Astronaut Peggy Whitson just broke the world record for most time spent in space by any American – 665 days. That’s not the only record she’s beaten, however.The first female, and first non-pilot to serve as Chief Astronaut, she’s held multiple firsts for NASA. According to the Associated Press, she is the world’s oldest female astronaut (57 years old), the most experienced female spacewalker (10 space walks) and she is the first woman to have commanded the space station twice.
Not only an astronaut, but a biochemist, Whitson and Commander Fyodor Yurchikhin of Russia “contributed to hundreds of experiments in biology, biotechnology, physical science and Earth science” while aboard the ISS. Their work included research into antibodies “that could increase the effectiveness of chemotherapy drugs for cancer treatment,” as well as looking into the changes that astronauts eyes undergo in an environment with so little gravity.
So who is this incredible woman who we’re only just learning about now? That’s what we we’re about to find out.
The daughter of a farmer in Iowa, Peggy dreamed of being an astronaut since she was a young girl. After years of hard work, multiple degrees and relentless dedication, Whitson has achieved everything (and more) than she dreamed of as a little girl. Her recent time in space gave her time to reflect on her achievements and younger years. While in orbit, the 57-year-old biochemist started writing a letter to her 9-year-old self. She completed it back home in Houston at NASA’s Johnson Space Center.
Below are my favorite excerpts from the letter:
The year you graduate high school, NASA will select the first female astronauts. You will dream of exploration. Know that what you dream for might seem impossible, but you will be successful as long as you make your life decisions based on your own value system and not others. So ignore the naysayers, ignore the people who say you can’t become an astronaut. Instead use it as motivation.
It will be 10 years of applying before ever becoming an astronaut. The rejections will be discouraging, but in your typical style you will just keep trying. All those years of anticipation will be surpassed when the solid rocket boosters ignite and you will literally roar into space.
Seeing the Earth for the first time in orbit, you will be surprised that you never noticed the quality and texture of colors. High above Earth, you will remember what your parents taught you growing up on the farm: problems don’t always have elegant or expensive solutions.

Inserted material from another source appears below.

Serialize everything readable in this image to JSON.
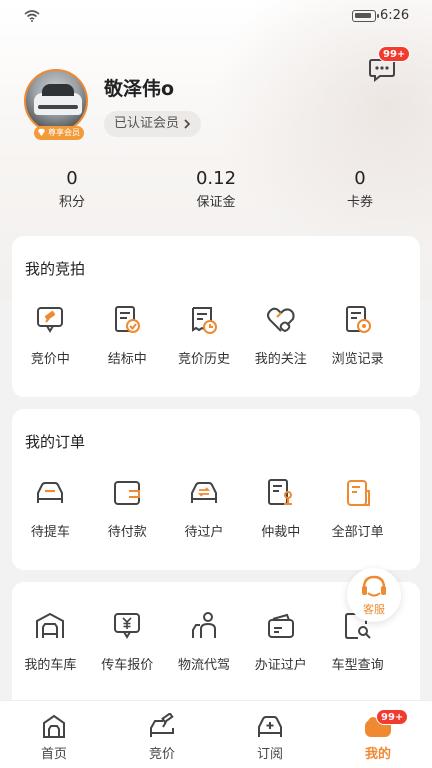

Dad will teach you that number 2 wire and pliers plus a healthy attitude can fix almost anything.
Believe it or not, you will spend more time in space than any other American astronaut and earn the nickname Space Ninja. You will grow soy beans on orbit while your father will grow soy beans on Earth. You will have the opportunity to help build the engineering marvel that is the International Space Station. You will walk, in space 10 times! You will find that living in space can actually become a home, in spite of tools floating away. Alien to all you know, you will adapt and you will love it.
Know that even though it is incomprehensible to you, you will be a role model. I am still struggling with this one, so you need to step up a bit earlier than I have done. I would tell you not to underestimate your abilities, but since I know you I’ll just say: challenge yourself. You will learn that you are so much more capable than you might imagine or even dream.
The Older You